ABOUT THIS TASK -> For the string "JSON", state the number of lines in the data that contain it, and nothing else.

####################

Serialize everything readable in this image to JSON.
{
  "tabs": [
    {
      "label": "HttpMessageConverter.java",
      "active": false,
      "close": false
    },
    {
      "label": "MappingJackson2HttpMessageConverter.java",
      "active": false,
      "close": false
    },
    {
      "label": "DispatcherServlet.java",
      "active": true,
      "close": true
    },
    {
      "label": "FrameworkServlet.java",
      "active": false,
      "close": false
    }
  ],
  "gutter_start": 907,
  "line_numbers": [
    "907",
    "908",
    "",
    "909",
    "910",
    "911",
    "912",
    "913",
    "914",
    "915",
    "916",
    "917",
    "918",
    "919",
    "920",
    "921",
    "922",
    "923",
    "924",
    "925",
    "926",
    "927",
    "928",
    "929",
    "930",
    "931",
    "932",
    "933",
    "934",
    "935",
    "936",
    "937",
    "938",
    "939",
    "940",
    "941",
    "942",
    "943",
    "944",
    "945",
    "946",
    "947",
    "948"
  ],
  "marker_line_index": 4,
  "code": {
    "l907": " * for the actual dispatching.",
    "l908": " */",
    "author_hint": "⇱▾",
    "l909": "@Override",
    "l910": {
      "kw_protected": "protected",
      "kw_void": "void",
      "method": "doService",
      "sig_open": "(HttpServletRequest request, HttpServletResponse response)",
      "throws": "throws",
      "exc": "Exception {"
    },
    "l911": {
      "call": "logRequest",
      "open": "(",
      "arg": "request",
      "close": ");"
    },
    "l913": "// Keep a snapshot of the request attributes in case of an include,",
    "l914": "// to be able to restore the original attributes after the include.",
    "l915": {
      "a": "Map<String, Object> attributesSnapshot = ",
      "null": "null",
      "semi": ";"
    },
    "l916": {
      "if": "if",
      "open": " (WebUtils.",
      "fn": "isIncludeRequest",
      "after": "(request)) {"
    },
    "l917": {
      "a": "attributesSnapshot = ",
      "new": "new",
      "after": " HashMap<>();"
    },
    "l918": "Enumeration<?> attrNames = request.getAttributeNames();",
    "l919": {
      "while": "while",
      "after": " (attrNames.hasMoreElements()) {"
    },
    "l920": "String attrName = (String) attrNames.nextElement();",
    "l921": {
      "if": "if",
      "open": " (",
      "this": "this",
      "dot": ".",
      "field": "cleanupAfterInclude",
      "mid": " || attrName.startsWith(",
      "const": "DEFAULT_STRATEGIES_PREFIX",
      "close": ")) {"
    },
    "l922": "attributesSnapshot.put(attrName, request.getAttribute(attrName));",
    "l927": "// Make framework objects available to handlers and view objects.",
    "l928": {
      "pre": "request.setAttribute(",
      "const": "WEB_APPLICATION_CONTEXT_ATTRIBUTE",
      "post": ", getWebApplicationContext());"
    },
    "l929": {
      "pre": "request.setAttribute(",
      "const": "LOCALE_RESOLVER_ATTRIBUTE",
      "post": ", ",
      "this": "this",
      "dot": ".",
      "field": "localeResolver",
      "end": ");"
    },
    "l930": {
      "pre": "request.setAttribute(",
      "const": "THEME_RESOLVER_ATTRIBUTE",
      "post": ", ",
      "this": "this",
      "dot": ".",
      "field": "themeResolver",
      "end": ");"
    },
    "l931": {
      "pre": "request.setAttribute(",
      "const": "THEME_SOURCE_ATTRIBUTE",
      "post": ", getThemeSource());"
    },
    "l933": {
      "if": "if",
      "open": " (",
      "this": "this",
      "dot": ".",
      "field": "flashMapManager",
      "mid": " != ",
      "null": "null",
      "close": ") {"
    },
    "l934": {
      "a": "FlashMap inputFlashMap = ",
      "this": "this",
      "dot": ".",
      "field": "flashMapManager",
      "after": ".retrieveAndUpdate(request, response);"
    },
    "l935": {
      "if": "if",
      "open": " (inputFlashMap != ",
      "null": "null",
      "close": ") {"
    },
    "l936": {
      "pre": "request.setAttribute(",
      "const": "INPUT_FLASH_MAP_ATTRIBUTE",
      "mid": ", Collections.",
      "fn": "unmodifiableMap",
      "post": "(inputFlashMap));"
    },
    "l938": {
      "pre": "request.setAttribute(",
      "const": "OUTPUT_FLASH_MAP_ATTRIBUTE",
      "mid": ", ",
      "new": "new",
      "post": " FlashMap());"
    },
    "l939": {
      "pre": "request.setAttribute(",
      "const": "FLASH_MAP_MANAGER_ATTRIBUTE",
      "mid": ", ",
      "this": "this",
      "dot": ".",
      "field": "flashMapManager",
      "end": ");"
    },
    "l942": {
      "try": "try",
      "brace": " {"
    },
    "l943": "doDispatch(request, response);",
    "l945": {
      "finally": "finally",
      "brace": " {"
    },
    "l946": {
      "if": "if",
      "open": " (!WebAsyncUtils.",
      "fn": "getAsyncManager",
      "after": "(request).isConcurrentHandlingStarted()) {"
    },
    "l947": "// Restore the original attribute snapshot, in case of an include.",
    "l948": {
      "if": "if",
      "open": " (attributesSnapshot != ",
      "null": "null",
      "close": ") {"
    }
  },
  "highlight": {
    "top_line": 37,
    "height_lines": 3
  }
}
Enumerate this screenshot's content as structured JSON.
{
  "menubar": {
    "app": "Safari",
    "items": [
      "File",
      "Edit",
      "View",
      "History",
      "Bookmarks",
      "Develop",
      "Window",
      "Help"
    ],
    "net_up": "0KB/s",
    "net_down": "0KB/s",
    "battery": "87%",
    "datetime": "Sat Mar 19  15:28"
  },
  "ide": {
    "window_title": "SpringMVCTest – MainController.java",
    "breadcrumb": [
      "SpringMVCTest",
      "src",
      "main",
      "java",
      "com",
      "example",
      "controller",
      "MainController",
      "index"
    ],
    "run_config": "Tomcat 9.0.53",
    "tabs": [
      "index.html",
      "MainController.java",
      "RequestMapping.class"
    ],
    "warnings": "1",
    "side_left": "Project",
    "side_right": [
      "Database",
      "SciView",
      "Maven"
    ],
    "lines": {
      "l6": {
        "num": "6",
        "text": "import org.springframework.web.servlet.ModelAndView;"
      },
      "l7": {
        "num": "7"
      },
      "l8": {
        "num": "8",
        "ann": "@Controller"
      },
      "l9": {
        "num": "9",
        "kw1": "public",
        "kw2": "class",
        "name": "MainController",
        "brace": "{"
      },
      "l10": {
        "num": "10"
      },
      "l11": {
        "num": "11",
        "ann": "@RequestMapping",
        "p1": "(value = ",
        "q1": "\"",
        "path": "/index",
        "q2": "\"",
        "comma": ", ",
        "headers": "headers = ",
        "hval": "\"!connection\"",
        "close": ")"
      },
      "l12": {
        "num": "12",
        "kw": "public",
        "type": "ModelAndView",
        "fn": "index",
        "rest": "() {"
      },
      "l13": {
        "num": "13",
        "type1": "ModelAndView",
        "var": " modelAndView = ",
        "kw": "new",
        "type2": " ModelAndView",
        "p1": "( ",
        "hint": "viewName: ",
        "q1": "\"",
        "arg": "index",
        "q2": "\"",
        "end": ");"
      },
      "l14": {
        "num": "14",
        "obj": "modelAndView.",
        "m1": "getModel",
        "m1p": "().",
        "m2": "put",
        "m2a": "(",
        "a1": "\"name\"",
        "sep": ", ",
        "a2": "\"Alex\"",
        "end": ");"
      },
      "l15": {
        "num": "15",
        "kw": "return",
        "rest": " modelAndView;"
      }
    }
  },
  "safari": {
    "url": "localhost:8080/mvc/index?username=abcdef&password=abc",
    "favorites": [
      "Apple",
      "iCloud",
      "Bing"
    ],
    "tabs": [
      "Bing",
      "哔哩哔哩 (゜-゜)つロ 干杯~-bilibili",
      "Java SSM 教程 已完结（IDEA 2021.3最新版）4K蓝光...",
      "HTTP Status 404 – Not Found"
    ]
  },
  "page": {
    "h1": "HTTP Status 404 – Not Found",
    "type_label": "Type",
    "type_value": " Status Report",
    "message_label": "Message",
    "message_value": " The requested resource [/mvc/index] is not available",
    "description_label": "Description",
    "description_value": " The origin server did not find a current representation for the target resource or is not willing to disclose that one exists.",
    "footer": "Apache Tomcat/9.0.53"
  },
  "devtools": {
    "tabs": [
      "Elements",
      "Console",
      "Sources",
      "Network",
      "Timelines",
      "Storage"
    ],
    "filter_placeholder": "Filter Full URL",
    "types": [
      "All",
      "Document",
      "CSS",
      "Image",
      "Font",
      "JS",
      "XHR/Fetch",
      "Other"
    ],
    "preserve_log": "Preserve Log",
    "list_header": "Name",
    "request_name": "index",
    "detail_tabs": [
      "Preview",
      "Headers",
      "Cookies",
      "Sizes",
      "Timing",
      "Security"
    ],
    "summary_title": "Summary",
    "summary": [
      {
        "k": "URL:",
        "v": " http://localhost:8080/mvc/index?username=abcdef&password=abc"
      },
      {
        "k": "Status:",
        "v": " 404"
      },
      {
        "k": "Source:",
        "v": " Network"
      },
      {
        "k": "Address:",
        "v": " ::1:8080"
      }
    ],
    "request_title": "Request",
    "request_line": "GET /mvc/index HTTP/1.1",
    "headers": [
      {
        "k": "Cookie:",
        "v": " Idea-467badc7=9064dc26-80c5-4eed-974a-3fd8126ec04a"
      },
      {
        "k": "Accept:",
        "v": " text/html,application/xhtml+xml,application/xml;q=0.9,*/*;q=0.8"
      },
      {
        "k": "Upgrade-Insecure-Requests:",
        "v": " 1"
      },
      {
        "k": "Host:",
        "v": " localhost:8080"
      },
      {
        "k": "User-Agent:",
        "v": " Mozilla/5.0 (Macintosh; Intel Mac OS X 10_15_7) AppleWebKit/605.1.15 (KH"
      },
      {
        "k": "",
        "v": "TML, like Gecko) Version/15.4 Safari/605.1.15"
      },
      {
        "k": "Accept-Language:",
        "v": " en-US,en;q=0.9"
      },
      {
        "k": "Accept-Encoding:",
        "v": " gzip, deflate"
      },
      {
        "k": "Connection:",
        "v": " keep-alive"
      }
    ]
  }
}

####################

EXPECTED OUTPUT -> 2